72 P.S. § 5860.601(a) (emphasis added).
Section 601(a) permits a tax claim bureau to continue a scheduled sale more than once, but only to the end of the calendar year. Id. It can take this unilateral action for any reason or no reason, with or without the agreement of the owner of the property scheduled for upset sale. Indeed, Section 601(a) does not use the word "agreement" or make any reference to the payment of 25% "of the amount due on all tax claims and tax judgments...." 72 P.S. § 5860.603. Section 601(a) does not authorize a tax claim bureau to devise an "agreement" with terms more favorable to the tax claim bureau than the one devised by the legislature in Section 603 of the Tax Sale Law. Nor does Section 601(a) authorize a tax claim bureau to deprive taxpayers of the protections in Section 603.
The Tax Claim Bureau calls its second plan a Section 601 agreement. Notably, this so-called Section 601 agreement did not comport with Section 601 because it extended the sale of the property beyond December 31, 2013. Section 601 only authorizes a continuance of a tax sale to the end of the calendar year.
If a taxpayer refuses a Section 603 agreement, the tax claim bureau should obtain a written waiver.
In Barker v. Chester County Tax Claim Bureau , 143 A.3d 1069 (Pa. Cmwlth. 2016), this Court rejected the argument of the Tax Claim Bureau that it was authorized by Section 601 to offer taxpayers a payment plan to "continue" an upset sale. As we noted in Barker , there are many reasons why a tax claim bureau may wish to continue a sale, such as the failure of an upset sale to produce a bid equal to the amount of the delinquent taxes. When a sale is continued, the tax claim bureau need not repeat all the notice requirements undertaken for the first scheduled upset sale. However, we rejected the notion that Section 601 authorized a "continued" sales agreement that relieves the tax claim bureau of its duty to offer a taxpayer a Section 603 agreement with all the protections therein, i.e. , a one-year payment period, installments by date and amount, and notice of default on any installment.
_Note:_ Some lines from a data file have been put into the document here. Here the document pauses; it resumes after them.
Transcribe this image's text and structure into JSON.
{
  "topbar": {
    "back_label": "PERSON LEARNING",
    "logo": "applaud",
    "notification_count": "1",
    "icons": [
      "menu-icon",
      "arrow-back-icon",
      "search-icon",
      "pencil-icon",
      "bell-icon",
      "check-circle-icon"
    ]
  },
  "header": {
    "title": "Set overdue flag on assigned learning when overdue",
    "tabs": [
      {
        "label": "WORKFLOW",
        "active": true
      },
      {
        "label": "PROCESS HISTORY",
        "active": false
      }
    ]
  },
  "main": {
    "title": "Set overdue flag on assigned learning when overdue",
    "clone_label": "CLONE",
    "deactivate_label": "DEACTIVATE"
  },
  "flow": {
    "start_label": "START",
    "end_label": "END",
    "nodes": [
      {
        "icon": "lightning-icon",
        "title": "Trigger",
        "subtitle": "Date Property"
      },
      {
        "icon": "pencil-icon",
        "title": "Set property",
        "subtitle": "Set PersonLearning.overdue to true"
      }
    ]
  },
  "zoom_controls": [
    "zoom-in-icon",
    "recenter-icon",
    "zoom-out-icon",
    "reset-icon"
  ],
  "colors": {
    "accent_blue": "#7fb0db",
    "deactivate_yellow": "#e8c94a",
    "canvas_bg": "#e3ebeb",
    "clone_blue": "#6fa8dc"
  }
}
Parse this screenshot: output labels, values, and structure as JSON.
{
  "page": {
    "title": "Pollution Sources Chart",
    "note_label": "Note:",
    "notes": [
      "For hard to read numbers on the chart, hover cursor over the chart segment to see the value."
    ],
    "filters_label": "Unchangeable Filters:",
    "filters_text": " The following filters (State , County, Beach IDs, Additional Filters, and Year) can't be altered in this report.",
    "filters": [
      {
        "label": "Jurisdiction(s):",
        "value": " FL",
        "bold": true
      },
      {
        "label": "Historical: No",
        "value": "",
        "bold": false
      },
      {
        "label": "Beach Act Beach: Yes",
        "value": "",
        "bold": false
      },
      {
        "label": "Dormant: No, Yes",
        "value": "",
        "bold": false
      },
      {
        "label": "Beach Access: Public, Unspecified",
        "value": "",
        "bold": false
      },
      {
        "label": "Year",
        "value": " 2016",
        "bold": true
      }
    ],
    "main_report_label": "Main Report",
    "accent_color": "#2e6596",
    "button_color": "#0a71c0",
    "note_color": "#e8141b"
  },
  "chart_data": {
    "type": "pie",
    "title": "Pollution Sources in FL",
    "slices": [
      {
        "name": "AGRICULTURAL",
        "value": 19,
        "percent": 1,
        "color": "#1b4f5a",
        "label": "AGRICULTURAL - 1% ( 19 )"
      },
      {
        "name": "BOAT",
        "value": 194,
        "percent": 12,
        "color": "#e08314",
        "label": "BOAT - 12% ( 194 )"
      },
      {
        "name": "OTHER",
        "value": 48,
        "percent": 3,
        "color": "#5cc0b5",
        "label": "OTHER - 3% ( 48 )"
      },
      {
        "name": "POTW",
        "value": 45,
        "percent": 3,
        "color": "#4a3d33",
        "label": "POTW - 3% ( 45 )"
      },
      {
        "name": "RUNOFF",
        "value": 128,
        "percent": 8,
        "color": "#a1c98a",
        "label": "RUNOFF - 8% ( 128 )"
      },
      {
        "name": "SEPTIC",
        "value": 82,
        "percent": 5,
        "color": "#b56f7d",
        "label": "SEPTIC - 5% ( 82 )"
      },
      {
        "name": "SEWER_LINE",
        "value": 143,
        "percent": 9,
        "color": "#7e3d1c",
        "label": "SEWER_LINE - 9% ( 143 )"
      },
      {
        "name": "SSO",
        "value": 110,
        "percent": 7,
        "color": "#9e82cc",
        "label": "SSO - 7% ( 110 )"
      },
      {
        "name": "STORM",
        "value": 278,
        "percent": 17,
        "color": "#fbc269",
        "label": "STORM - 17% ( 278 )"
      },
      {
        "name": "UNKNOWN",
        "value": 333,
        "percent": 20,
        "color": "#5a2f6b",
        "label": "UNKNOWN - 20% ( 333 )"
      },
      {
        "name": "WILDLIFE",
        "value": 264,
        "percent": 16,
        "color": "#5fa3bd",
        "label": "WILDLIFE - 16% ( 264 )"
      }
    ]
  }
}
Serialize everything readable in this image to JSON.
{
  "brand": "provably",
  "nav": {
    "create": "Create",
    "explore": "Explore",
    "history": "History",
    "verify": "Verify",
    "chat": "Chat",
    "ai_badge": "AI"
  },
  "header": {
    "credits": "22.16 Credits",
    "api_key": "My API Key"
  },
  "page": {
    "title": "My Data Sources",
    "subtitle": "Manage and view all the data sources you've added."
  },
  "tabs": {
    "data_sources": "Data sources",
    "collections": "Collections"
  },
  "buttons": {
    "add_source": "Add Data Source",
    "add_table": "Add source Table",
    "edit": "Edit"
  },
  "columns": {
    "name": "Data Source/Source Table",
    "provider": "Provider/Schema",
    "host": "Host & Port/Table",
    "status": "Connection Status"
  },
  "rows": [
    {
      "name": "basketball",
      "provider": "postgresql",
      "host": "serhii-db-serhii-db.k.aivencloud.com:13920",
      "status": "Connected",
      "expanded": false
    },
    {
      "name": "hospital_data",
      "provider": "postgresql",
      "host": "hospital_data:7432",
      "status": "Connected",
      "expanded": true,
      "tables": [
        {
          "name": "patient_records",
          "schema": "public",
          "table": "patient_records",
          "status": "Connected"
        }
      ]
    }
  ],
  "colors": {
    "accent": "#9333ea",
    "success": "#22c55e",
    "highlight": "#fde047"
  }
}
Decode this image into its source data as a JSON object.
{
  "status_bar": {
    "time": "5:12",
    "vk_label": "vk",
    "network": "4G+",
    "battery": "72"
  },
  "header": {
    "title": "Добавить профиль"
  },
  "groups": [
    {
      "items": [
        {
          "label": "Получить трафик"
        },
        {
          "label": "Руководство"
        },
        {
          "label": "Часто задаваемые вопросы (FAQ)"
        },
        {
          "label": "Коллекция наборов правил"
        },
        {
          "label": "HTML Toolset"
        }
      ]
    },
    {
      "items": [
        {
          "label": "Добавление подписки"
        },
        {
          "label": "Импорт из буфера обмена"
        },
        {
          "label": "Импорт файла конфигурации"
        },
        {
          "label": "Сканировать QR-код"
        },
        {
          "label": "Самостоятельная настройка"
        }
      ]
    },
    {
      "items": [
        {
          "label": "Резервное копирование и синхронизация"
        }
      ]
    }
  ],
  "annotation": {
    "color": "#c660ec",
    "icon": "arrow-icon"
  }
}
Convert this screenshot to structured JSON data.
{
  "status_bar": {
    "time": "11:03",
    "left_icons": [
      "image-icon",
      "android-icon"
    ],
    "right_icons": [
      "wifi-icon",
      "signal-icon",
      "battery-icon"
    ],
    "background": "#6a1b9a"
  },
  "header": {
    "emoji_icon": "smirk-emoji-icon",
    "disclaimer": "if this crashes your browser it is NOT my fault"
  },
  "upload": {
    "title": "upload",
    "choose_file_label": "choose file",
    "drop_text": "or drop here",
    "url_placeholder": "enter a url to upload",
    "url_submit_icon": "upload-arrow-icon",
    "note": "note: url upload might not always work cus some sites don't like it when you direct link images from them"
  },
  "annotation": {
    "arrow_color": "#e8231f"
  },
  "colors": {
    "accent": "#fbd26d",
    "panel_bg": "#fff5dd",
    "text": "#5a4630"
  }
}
Finally, a sale continued under Section 601(a) cannot take place where a property "has been removed from sale under Section 603." 72 P.S. § 5860.601(a)(1). When Taxpayers tendered $4,500, they became entitled to have their property "removed from sale under Section 603." Accordingly, the Tax Claim Bureau lacked authority to sell the property under the terms of Section 601(a)(1)(ii) of the Tax Sale Law. Barker , 143 A.3d at 1076.
Section 601(a)(1)(ii) provides as follows:
(1) The bureau shall sell the property if all of the following are met:
* * *
(ii) The property has not been discharged from the tax claim nor removed from sale under section 603; or a tax judgment has been entered against the property prior to January 1, 1948, and is unsatisfied, and a sale of the property has not been stayed by agreement under this article.
72 P.S. § 5860.601(a)(1)(ii) (emphasis added).
The Tax Claim Bureau was obligated to offer Taxpayers a Section 603 agreement when they tendered more than 25% of "the amount due on the tax claims or tax judgments filed against their property and the interest and costs on the taxes returned to date...." 72 P.S. § 5860.603. The Tax Claim Bureau did not do so. Nor was its so-called Section 601 agreement a valid way to discharge its duty under Section 603 of the Tax Sale Law. There is no authority for the Tax Claim Bureau to offer a taxpayer a Section 601 "agreement" when the taxpayer makes a payment of at least 25%.
Because we reverse, we need not address Taxpayers' additional claims that the Tax Claim Bureau did not follow other requirements in the Tax Sale Law or procedural due process.
AND NOW, this 12thday of December, 2016, the order of the Court of Common Pleas of Chester County, dated February 5, 2016, in the above-captioned matter is hereby REVERSED.